- [WORK INSTRUCTIONS] The answer is every record that follows, printed exactly.

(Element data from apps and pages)

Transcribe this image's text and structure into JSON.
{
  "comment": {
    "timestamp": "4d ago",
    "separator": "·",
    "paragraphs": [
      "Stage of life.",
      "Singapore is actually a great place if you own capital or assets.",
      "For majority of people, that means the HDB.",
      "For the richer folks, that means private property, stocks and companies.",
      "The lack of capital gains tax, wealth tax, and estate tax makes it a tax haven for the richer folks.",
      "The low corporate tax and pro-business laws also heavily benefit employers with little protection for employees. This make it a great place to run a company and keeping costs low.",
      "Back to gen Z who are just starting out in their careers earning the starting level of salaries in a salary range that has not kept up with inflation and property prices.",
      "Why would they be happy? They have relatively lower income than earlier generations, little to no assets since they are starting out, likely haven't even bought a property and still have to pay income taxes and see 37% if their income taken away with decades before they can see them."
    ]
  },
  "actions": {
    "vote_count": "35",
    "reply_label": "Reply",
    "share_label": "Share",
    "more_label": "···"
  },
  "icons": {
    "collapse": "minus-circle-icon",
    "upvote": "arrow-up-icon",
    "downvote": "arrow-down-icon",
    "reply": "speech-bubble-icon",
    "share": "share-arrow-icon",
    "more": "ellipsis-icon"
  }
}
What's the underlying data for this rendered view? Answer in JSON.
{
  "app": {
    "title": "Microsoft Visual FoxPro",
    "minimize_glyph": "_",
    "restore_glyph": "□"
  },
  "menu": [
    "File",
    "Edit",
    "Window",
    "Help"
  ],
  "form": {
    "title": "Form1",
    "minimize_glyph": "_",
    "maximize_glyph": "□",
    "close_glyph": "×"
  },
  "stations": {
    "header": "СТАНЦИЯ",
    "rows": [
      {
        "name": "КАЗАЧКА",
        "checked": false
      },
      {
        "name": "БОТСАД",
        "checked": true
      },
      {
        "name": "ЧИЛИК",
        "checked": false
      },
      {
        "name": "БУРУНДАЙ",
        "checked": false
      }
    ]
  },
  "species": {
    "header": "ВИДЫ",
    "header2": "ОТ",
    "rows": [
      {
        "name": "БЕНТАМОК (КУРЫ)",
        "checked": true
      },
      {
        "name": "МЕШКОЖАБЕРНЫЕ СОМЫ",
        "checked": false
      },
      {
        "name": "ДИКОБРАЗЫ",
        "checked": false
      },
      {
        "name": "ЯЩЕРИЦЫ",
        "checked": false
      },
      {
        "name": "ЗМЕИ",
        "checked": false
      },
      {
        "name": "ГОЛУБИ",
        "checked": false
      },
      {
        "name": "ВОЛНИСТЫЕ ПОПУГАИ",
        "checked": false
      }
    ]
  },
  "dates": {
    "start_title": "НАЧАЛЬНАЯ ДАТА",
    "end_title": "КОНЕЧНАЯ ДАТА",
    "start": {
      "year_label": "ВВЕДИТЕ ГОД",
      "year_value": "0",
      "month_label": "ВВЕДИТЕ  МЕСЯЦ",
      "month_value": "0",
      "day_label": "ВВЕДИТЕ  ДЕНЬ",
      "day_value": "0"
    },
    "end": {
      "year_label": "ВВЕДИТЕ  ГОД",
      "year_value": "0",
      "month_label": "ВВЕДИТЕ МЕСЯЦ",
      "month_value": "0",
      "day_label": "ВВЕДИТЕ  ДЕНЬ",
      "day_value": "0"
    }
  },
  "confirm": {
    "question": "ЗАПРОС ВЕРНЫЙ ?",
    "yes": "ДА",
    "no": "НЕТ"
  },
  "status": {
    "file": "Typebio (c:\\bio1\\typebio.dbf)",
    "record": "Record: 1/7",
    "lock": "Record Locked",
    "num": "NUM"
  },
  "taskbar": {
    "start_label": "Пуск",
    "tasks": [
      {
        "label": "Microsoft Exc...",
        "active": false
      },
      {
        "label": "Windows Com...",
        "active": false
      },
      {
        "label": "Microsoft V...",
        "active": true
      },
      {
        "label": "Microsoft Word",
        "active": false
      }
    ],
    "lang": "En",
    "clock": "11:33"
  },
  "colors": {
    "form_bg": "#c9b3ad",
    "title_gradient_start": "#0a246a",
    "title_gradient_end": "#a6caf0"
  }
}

- [SOLUTION]
Transcribe this image's text and structure into JSON.
{
  "comment": {
    "timestamp": "4d ago",
    "separator": "·",
    "paragraphs": [
      "Stage of life.",
      "Singapore is actually a great place if you own capital or assets.",
      "For majority of people, that means the HDB.",
      "For the richer folks, that means private property, stocks and companies.",
      "The lack of capital gains tax, wealth tax, and estate tax makes it a tax haven for the richer folks.",
      "The low corporate tax and pro-business laws also heavily benefit employers with little protection for employees. This make it a great place to run a company and keeping costs low.",
      "Back to gen Z who are just starting out in their careers earning the starting level of salaries in a salary range that has not kept up with inflation and property prices.",
      "Why would they be happy? They have relatively lower income than earlier generations, little to no assets since they are starting out, likely haven't even bought a property and still have to pay income taxes and see 37% if their income taken away with decades before they can see them."
    ]
  },
  "actions": {
    "vote_count": "35",
    "reply_label": "Reply",
    "share_label": "Share",
    "more_label": "···"
  },
  "icons": {
    "collapse": "minus-circle-icon",
    "upvote": "arrow-up-icon",
    "downvote": "arrow-down-icon",
    "reply": "speech-bubble-icon",
    "share": "share-arrow-icon",
    "more": "ellipsis-icon"
  }
}
What's the underlying data for this rendered view? Answer in JSON.
{
  "app": {
    "title": "Microsoft Visual FoxPro",
    "minimize_glyph": "_",
    "restore_glyph": "□"
  },
  "menu": [
    "File",
    "Edit",
    "Window",
    "Help"
  ],
  "form": {
    "title": "Form1",
    "minimize_glyph": "_",
    "maximize_glyph": "□",
    "close_glyph": "×"
  },
  "stations": {
    "header": "СТАНЦИЯ",
    "rows": [
      {
        "name": "КАЗАЧКА",
        "checked": false
      },
      {
        "name": "БОТСАД",
        "checked": true
      },
      {
        "name": "ЧИЛИК",
        "checked": false
      },
      {
        "name": "БУРУНДАЙ",
        "checked": false
      }
    ]
  },
  "species": {
    "header": "ВИДЫ",
    "header2": "ОТ",
    "rows": [
      {
        "name": "БЕНТАМОК (КУРЫ)",
        "checked": true
      },
      {
        "name": "МЕШКОЖАБЕРНЫЕ СОМЫ",
        "checked": false
      },
      {
        "name": "ДИКОБРАЗЫ",
        "checked": false
      },
      {
        "name": "ЯЩЕРИЦЫ",
        "checked": false
      },
      {
        "name": "ЗМЕИ",
        "checked": false
      },
      {
        "name": "ГОЛУБИ",
        "checked": false
      },
      {
        "name": "ВОЛНИСТЫЕ ПОПУГАИ",
        "checked": false
      }
    ]
  },
  "dates": {
    "start_title": "НАЧАЛЬНАЯ ДАТА",
    "end_title": "КОНЕЧНАЯ ДАТА",
    "start": {
      "year_label": "ВВЕДИТЕ ГОД",
      "year_value": "0",
      "month_label": "ВВЕДИТЕ  МЕСЯЦ",
      "month_value": "0",
      "day_label": "ВВЕДИТЕ  ДЕНЬ",
      "day_value": "0"
    },
    "end": {
      "year_label": "ВВЕДИТЕ  ГОД",
      "year_value": "0",
      "month_label": "ВВЕДИТЕ МЕСЯЦ",
      "month_value": "0",
      "day_label": "ВВЕДИТЕ  ДЕНЬ",
      "day_value": "0"
    }
  },
  "confirm": {
    "question": "ЗАПРОС ВЕРНЫЙ ?",
    "yes": "ДА",
    "no": "НЕТ"
  },
  "status": {
    "file": "Typebio (c:\\bio1\\typebio.dbf)",
    "record": "Record: 1/7",
    "lock": "Record Locked",
    "num": "NUM"
  },
  "taskbar": {
    "start_label": "Пуск",
    "tasks": [
      {
        "label": "Microsoft Exc...",
        "active": false
      },
      {
        "label": "Windows Com...",
        "active": false
      },
      {
        "label": "Microsoft V...",
        "active": true
      },
      {
        "label": "Microsoft Word",
        "active": false
      }
    ],
    "lang": "En",
    "clock": "11:33"
  },
  "colors": {
    "form_bg": "#c9b3ad",
    "title_gradient_start": "#0a246a",
    "title_gradient_end": "#a6caf0"
  }
}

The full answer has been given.